Man in the Ring gains local success
The local band will play two benefit concerts this weekend.
Mar. 16, 2010
In 2010, Brad Cunningham and his band, Man in the Ring, have already done what many local bands wish they could: successfully released their first full-length album and won a $2,000 cash prize at 100.1 The Buzz's battle of the bands contest, Bandamonium.
Man in the Ring's self-titled debut, released earlier this year, is impossible to categorize or even attach to a genre. It combines elements of reggae, funk, folk and Latin to create a sound unlike any other in Columbia today.
Cunningham's boomingly mature voice and Kyle Pudenz's violin stand out immensely in both recorded material and live footage of the band. Rounding out Man in the Ring is Toby Runyon, Parker Siddall and Drake Detwiler, who play guitar, bass and drums respectively.
Citing influences, such as the RX Bandits, Bob Marley and John Mayer, Cunningham said the band's inspiration comes from everywhere and can't be attributed to a single source.
"When you take five musicians and put them in a group together, everyone sort of has their pool that they pull from," he said.
Last year, Cunningham and the rest of the five-piece band brought their written material over to Mansion Studio in Columbia to record their debut record.

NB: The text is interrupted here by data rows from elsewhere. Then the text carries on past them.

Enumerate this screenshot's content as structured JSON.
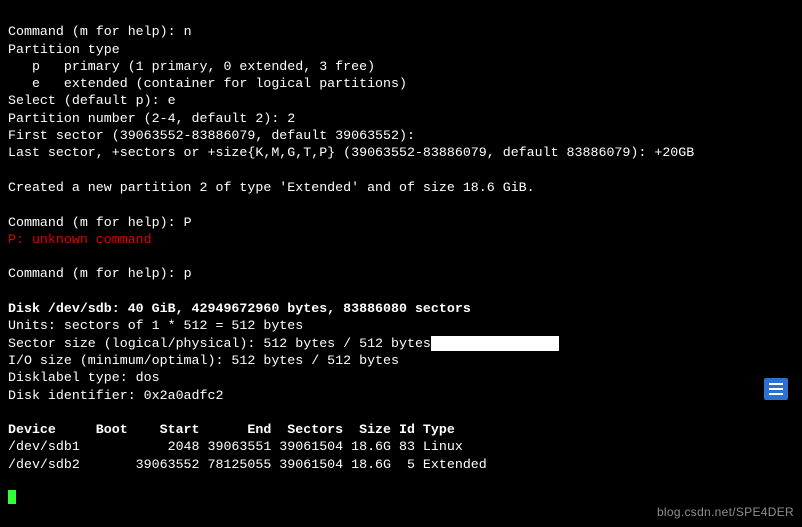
{
  "cmd1_prompt": "Command (m for help): ",
  "cmd1_input": "n",
  "ptype_header": "Partition type",
  "ptype_p": "   p   primary (1 primary, 0 extended, 3 free)",
  "ptype_e": "   e   extended (container for logical partitions)",
  "select_prompt": "Select (default p): ",
  "select_input": "e",
  "pnum_prompt": "Partition number (2-4, default 2): ",
  "pnum_input": "2",
  "first_sector": "First sector (39063552-83886079, default 39063552):",
  "last_sector_prompt": "Last sector, +sectors or +size{K,M,G,T,P} (39063552-83886079, default 83886079): ",
  "last_sector_input": "+20GB",
  "created_msg": "Created a new partition 2 of type 'Extended' and of size 18.6 GiB.",
  "cmd2_prompt": "Command (m for help): ",
  "cmd2_input": "P",
  "unknown_cmd": "P: unknown command",
  "cmd3_prompt": "Command (m for help): ",
  "cmd3_input": "p",
  "disk_hdr": "Disk /dev/sdb: 40 GiB, 42949672960 bytes, 83886080 sectors",
  "units": "Units: sectors of 1 * 512 = 512 bytes",
  "sector_size_a": "Sector size (logical/physical): 512 bytes / 512 bytes",
  "io_size": "I/O size (minimum/optimal): 512 bytes / 512 bytes",
  "dlabel": "Disklabel type: dos",
  "diskid": "Disk identifier: 0x2a0adfc2",
  "tbl_head": "Device     Boot    Start      End  Sectors  Size Id Type",
  "tbl_row1": "/dev/sdb1           2048 39063551 39061504 18.6G 83 Linux",
  "tbl_row2": "/dev/sdb2       39063552 78125055 39061504 18.6G  5 Extended",
  "hl_spaces": "                ",
  "watermark": "blog.csdn.net/SPE4DER",
  "chart_data": {
    "type": "table",
    "title": "Disk /dev/sdb: 40 GiB, 42949672960 bytes, 83886080 sectors",
    "columns": [
      "Device",
      "Boot",
      "Start",
      "End",
      "Sectors",
      "Size",
      "Id",
      "Type"
    ],
    "rows": [
      {
        "Device": "/dev/sdb1",
        "Boot": "",
        "Start": 2048,
        "End": 39063551,
        "Sectors": 39061504,
        "Size": "18.6G",
        "Id": 83,
        "Type": "Linux"
      },
      {
        "Device": "/dev/sdb2",
        "Boot": "",
        "Start": 39063552,
        "End": 78125055,
        "Sectors": 39061504,
        "Size": "18.6G",
        "Id": 5,
        "Type": "Extended"
      }
    ]
  }
}
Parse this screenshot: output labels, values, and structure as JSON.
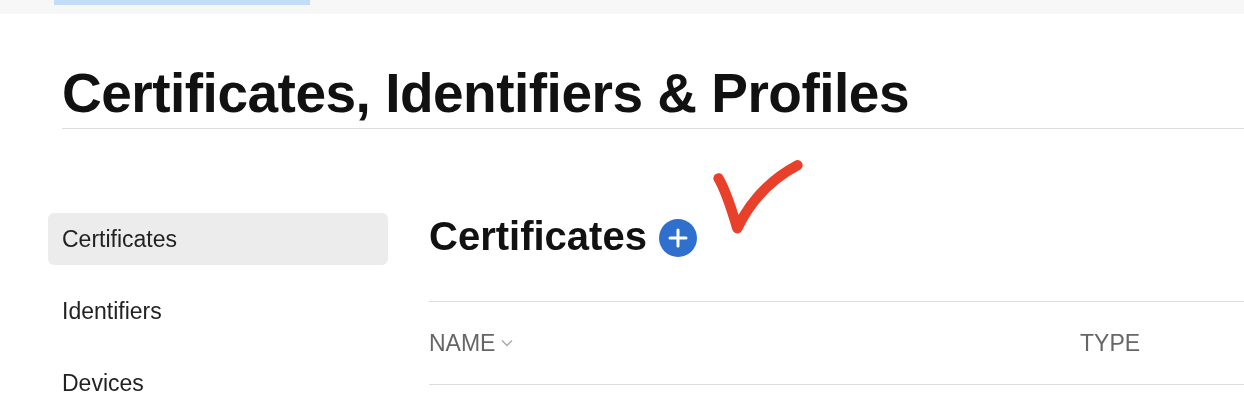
{
  "page": {
    "title": "Certificates, Identifiers & Profiles"
  },
  "sidebar": {
    "items": [
      {
        "label": "Certificates",
        "selected": true
      },
      {
        "label": "Identifiers",
        "selected": false
      },
      {
        "label": "Devices",
        "selected": false
      }
    ]
  },
  "section": {
    "title": "Certificates"
  },
  "table": {
    "columns": [
      {
        "label": "NAME",
        "sorted": true
      },
      {
        "label": "TYPE",
        "sorted": false
      }
    ]
  }
}
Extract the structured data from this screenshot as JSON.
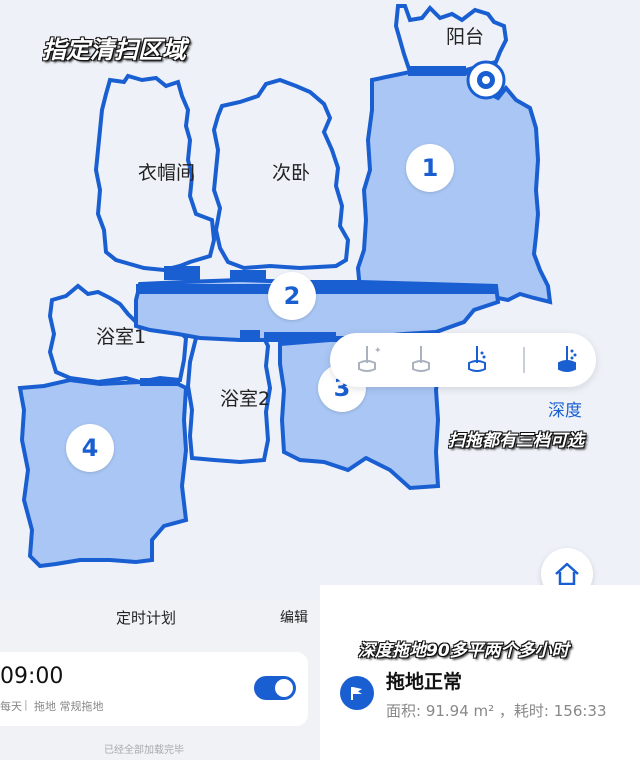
{
  "captions": {
    "title": "指定清扫区域",
    "mop_tiers": "扫拖都有三档可选",
    "result": "深度拖地90多平两个多小时"
  },
  "rooms": {
    "balcony": "阳台",
    "closet": "衣帽间",
    "second_bedroom": "次卧",
    "bath1": "浴室1",
    "bath2": "浴室2"
  },
  "zones": [
    "1",
    "2",
    "3",
    "4"
  ],
  "mop_selector": {
    "icons": [
      "mop-sparkle-icon",
      "mop-light-icon",
      "mop-standard-icon",
      "mop-deep-icon"
    ],
    "selected_label": "深度"
  },
  "schedule": {
    "title": "定时计划",
    "edit": "编辑",
    "time": "09:00",
    "repeat": "每天",
    "mode": "拖地 常规拖地",
    "footer": "已经全部加载完毕"
  },
  "status": {
    "title": "拖地正常",
    "detail": "面积: 91.94 m² ，耗时: 156:33"
  },
  "colors": {
    "accent": "#1a5fd1",
    "room_fill_selected": "#a9c6f4",
    "room_fill": "#eef2f8"
  }
}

The 10,000-square-foot colonial home-turned-studio, located on a lush seven-acre plot of land in the heart of Columbia, is owned by Bruce Barkelew, and many local bands have used it since its opening.

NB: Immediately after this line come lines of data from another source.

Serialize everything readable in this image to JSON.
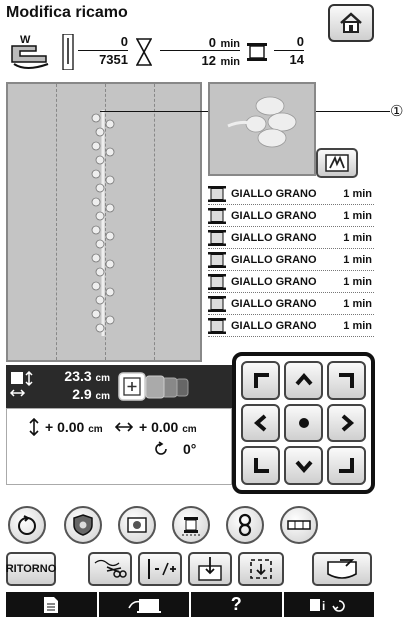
{
  "header": {
    "title": "Modifica ricamo"
  },
  "stats": {
    "stitch_current": "0",
    "stitch_total": "7351",
    "time_current": "0",
    "time_total": "12",
    "time_unit": "min",
    "color_current": "0",
    "color_total": "14"
  },
  "callout": {
    "label": "①"
  },
  "threads": [
    {
      "name": "GIALLO GRANO",
      "time": "1 min"
    },
    {
      "name": "GIALLO GRANO",
      "time": "1 min"
    },
    {
      "name": "GIALLO GRANO",
      "time": "1 min"
    },
    {
      "name": "GIALLO GRANO",
      "time": "1 min"
    },
    {
      "name": "GIALLO GRANO",
      "time": "1 min"
    },
    {
      "name": "GIALLO GRANO",
      "time": "1 min"
    },
    {
      "name": "GIALLO GRANO",
      "time": "1 min"
    }
  ],
  "size": {
    "height": "23.3",
    "width": "2.9",
    "unit": "cm"
  },
  "position": {
    "y_prefix": "+",
    "y": "0.00",
    "x_prefix": "+",
    "x": "0.00",
    "unit": "cm",
    "rotation": "0°"
  },
  "buttons": {
    "ritorno": "RITORNO"
  },
  "colors": {
    "canvas_bg": "#c4c4c4",
    "bottom_bar": "#111111",
    "size_bar": "#2a2a2a"
  }
}
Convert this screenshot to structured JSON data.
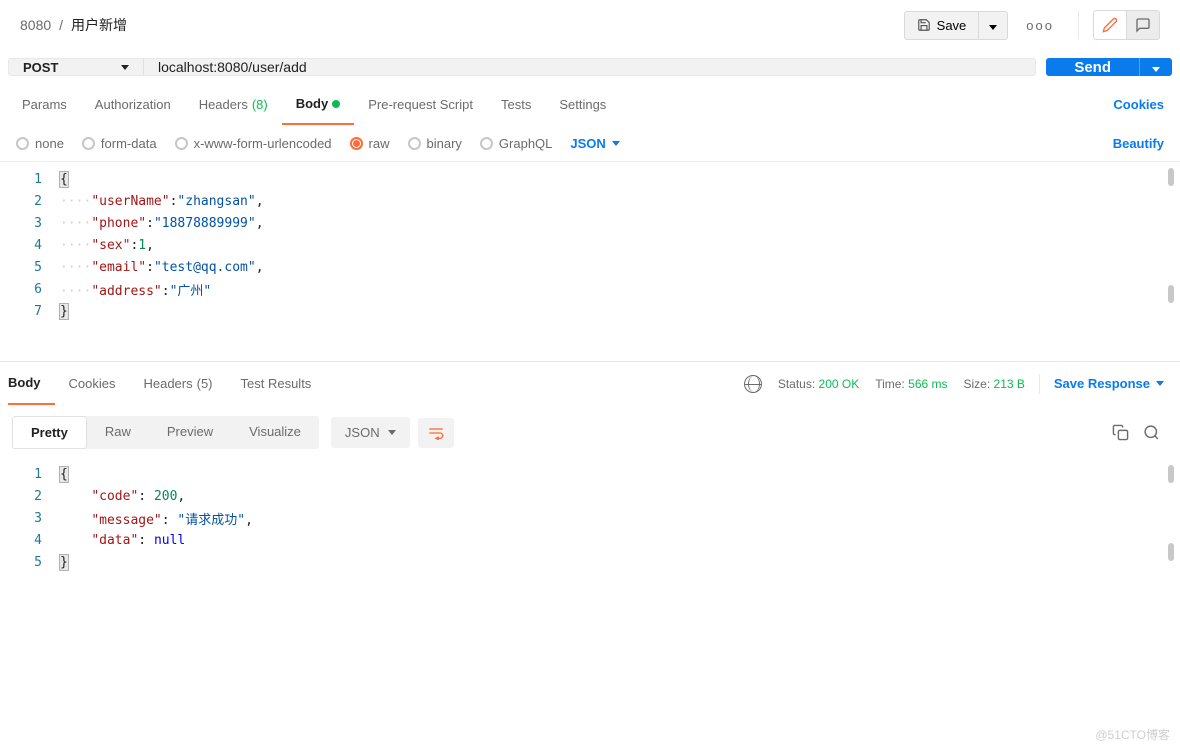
{
  "breadcrumb": {
    "parent": "8080",
    "sep": "/",
    "current": "用户新增"
  },
  "toolbar": {
    "save": "Save",
    "more": "ooo"
  },
  "request": {
    "method": "POST",
    "url": "localhost:8080/user/add",
    "send": "Send"
  },
  "reqTabs": {
    "params": "Params",
    "auth": "Authorization",
    "headers": "Headers",
    "headersCount": "(8)",
    "body": "Body",
    "prereq": "Pre-request Script",
    "tests": "Tests",
    "settings": "Settings",
    "cookies": "Cookies"
  },
  "bodyTypes": {
    "none": "none",
    "formdata": "form-data",
    "urlencoded": "x-www-form-urlencoded",
    "raw": "raw",
    "binary": "binary",
    "graphql": "GraphQL",
    "rawType": "JSON",
    "beautify": "Beautify"
  },
  "reqBody": {
    "userNameKey": "\"userName\"",
    "userNameVal": "\"zhangsan\"",
    "phoneKey": "\"phone\"",
    "phoneVal": "\"18878889999\"",
    "sexKey": "\"sex\"",
    "sexVal": "1",
    "emailKey": "\"email\"",
    "emailVal": "\"test@qq.com\"",
    "addressKey": "\"address\"",
    "addressVal": "\"广州\""
  },
  "respTabs": {
    "body": "Body",
    "cookies": "Cookies",
    "headers": "Headers",
    "headersCount": "(5)",
    "testResults": "Test Results"
  },
  "respMeta": {
    "statusLabel": "Status:",
    "status": "200 OK",
    "timeLabel": "Time:",
    "time": "566 ms",
    "sizeLabel": "Size:",
    "size": "213 B",
    "saveResponse": "Save Response"
  },
  "viewTabs": {
    "pretty": "Pretty",
    "raw": "Raw",
    "preview": "Preview",
    "visualize": "Visualize",
    "type": "JSON"
  },
  "respBody": {
    "codeKey": "\"code\"",
    "codeVal": "200",
    "messageKey": "\"message\"",
    "messageVal": "\"请求成功\"",
    "dataKey": "\"data\"",
    "dataVal": "null"
  },
  "watermark": "@51CTO博客"
}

Adam Roehlke, a former front-of-house sound engineer for Wilco, mixed and mastered the album in the same studio, which leaves the record oozing with experience both musically and technically.
Its distinctive sound has recently been brought to the stage as Man in the Ring has been booking more and more shows in Columbia over the last few months.
"On stage, we combine improvisation solos and jam elements," said Cunningham, the bands chief singer and rhythm guitarist, while sitting in the Underground Cafe in Columbia. "Sometimes we include guest musicians too."
With an album behind them, Man in the Ring is continuing to develop as a band with hopes of gracing the stage at some bigger shows this summer and later this year.
"The great thing about recording is you get those songs behind you, and you can move on to new stuff," Cunningham said. "We're hoping to play some festivals this summer, and there has even been some talk about sending in our material to some labels. But at this point, I think we need to gain a little more momentum before anyone is going to show us any interest as far as (signing to a label) goes."
This weekend, Man in the Ring will be playing two benefit shows to support important causes. On Friday, the band will play a quieter and more intimate set at the Underground Cafe for a Haiti benefit. There is a $5 suggested donation for entry. The next night they will play at Bambino's Italian Cafe and later at Cafe Berlin for an Afghanistan benefit. Anyone interested in purchasing music from Man in the Ring can do so on iTunes and CD Baby, both of which have the band's full-length available for download.